[DATA RECORDS]:
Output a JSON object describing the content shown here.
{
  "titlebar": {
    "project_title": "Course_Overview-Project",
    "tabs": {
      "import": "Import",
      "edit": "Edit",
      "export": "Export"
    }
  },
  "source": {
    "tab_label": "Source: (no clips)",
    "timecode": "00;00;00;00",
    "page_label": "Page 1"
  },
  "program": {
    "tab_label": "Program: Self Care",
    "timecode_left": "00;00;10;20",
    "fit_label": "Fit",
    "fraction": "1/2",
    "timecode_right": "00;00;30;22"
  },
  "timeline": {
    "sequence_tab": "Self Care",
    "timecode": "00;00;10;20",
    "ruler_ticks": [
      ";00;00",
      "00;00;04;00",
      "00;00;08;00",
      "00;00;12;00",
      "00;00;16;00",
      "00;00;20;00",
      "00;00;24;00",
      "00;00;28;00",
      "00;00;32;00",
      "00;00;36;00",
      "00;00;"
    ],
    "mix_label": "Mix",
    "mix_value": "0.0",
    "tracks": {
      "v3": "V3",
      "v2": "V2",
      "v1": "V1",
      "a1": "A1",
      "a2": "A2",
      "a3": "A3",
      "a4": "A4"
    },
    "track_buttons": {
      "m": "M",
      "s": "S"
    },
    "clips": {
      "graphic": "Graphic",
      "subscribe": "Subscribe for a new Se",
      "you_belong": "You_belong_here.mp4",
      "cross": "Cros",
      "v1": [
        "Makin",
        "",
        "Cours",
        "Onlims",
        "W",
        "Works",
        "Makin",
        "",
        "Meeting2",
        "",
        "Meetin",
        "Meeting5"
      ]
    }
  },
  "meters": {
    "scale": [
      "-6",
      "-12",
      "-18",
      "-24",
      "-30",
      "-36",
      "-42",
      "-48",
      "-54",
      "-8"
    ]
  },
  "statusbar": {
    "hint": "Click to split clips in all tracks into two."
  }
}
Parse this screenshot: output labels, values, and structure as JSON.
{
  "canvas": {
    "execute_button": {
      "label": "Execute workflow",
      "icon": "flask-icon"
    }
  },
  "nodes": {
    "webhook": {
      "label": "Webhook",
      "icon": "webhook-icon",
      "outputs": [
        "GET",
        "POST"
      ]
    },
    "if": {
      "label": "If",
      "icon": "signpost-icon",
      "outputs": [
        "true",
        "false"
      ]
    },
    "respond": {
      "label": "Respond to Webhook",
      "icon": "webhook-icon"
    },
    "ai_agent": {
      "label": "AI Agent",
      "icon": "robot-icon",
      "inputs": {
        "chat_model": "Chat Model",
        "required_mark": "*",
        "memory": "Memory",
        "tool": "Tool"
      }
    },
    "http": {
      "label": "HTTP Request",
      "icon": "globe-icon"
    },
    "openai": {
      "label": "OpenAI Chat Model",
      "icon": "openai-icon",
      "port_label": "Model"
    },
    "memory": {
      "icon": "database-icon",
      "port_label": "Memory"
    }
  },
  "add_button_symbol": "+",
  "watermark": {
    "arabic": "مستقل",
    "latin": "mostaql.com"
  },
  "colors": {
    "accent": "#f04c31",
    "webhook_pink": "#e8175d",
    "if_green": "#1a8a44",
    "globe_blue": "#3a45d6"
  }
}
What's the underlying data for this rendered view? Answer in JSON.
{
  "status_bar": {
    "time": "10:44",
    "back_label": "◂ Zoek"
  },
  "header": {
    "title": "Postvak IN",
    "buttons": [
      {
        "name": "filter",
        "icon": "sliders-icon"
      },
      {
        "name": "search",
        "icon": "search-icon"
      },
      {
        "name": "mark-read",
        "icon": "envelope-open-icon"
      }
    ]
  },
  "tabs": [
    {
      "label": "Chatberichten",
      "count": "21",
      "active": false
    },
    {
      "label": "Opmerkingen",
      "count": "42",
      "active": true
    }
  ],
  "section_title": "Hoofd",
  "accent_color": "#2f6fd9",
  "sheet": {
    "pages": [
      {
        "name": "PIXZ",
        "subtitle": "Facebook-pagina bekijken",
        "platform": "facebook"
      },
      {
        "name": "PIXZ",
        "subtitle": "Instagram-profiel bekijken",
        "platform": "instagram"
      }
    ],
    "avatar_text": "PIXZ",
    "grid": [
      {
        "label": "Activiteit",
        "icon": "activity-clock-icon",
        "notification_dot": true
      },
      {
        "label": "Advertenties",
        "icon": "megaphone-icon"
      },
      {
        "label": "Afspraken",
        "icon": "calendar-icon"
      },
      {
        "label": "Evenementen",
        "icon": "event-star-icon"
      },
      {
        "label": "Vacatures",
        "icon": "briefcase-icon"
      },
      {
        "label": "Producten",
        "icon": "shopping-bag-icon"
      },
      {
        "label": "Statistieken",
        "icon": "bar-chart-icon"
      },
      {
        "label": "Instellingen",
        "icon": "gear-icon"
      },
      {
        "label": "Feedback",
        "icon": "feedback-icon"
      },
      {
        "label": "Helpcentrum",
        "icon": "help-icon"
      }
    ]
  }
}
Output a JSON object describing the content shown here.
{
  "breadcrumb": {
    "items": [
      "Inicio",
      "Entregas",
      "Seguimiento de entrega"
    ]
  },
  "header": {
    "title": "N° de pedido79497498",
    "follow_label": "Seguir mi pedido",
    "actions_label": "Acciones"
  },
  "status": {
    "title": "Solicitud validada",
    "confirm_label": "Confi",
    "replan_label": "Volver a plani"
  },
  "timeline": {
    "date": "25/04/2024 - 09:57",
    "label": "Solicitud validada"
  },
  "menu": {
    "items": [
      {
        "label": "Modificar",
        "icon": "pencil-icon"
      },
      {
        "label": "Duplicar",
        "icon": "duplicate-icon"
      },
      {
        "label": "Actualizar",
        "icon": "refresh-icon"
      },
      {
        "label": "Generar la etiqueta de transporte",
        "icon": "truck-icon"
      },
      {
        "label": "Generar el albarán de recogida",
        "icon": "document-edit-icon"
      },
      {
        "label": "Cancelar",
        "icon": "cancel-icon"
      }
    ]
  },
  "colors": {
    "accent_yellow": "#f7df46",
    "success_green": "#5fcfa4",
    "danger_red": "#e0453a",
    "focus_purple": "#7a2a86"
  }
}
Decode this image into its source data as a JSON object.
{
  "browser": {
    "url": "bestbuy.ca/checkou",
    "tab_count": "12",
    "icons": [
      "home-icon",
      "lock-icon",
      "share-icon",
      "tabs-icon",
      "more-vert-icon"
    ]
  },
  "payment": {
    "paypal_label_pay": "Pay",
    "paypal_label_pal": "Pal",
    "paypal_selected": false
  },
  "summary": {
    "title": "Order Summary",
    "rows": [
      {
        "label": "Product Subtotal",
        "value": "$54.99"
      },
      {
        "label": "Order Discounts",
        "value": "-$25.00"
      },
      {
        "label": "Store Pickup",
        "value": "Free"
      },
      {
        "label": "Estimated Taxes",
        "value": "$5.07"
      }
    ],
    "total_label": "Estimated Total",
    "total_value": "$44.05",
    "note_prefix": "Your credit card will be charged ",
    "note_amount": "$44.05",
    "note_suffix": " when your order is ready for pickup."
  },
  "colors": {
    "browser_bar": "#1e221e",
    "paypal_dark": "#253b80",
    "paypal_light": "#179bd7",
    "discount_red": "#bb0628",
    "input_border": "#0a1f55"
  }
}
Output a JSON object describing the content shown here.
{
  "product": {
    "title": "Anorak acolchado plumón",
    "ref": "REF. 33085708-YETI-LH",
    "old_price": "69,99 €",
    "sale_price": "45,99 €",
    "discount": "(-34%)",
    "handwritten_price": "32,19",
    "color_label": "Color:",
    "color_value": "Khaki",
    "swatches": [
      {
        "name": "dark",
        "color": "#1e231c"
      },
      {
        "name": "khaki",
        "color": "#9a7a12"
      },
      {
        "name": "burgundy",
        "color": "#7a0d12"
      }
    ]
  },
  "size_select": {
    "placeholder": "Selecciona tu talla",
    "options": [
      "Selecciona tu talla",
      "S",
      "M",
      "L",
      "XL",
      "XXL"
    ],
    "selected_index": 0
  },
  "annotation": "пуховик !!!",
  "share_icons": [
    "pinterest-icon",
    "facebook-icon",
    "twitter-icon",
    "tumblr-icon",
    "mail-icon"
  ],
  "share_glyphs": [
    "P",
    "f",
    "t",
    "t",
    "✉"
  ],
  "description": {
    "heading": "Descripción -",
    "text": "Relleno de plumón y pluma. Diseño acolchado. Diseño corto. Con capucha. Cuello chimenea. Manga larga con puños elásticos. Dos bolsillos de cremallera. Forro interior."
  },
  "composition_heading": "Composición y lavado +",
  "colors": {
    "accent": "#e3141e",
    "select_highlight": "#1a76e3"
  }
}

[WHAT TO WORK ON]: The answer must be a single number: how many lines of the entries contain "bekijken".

[SOLUTION BELOW]: 2